§ **Problem to solve**
Check each line of the data for "intro" and select those that have it.

** Opening Working data block **

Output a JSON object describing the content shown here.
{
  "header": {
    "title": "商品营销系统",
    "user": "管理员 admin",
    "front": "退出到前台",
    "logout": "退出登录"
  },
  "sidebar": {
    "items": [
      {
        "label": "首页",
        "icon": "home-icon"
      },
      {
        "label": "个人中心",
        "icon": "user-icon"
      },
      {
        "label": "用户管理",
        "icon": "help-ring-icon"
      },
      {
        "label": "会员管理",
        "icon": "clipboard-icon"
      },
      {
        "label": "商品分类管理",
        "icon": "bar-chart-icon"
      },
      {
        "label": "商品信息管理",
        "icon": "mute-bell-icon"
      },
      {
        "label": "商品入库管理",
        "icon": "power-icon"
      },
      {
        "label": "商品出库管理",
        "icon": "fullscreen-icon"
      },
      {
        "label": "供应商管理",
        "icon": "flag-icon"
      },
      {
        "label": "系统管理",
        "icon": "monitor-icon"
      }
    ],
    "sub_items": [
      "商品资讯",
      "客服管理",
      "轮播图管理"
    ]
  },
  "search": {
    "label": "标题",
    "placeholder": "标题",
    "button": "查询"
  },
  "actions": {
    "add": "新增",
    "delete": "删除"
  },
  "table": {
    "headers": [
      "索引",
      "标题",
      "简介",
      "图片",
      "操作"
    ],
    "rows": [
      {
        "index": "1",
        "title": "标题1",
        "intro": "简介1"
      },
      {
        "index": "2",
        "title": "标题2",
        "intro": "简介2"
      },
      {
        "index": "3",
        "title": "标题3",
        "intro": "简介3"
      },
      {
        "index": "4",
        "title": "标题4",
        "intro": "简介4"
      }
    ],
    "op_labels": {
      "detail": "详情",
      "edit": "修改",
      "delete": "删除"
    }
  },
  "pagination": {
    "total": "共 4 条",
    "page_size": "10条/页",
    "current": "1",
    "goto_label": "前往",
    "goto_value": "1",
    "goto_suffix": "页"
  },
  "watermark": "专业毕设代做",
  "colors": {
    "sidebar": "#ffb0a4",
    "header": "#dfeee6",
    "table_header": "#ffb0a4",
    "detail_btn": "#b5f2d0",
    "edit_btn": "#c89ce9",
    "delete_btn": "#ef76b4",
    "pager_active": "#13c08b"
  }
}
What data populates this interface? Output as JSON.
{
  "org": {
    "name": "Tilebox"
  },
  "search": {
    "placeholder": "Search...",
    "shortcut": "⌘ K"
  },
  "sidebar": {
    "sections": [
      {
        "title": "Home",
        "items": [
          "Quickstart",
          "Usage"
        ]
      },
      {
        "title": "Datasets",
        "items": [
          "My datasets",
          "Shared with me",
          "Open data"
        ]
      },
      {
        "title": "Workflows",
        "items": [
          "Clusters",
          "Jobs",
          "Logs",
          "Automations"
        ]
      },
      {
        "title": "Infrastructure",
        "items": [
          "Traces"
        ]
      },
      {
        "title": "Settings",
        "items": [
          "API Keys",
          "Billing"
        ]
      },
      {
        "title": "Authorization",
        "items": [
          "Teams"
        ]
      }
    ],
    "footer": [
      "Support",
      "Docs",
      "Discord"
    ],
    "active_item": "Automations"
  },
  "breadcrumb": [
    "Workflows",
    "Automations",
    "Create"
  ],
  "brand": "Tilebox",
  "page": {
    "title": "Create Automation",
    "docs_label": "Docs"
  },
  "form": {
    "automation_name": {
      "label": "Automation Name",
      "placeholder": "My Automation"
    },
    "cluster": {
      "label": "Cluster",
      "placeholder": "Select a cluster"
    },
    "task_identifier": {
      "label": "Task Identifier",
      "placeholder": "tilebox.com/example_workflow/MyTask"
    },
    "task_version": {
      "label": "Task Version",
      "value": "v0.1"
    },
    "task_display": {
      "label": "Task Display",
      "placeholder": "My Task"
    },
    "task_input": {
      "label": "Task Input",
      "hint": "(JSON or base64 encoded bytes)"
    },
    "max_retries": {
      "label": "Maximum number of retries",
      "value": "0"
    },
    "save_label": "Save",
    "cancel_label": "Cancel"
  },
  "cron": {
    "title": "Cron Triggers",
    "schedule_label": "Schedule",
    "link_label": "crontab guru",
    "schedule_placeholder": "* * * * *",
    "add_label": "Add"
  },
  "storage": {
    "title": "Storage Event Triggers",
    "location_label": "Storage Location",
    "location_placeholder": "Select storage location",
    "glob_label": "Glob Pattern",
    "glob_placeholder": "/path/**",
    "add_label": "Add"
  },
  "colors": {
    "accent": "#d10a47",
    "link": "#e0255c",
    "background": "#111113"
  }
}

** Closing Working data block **

§ **Result for this task**
        "intro": "简介1"
        "intro": "简介2"
        "intro": "简介3"
        "intro": "简介4"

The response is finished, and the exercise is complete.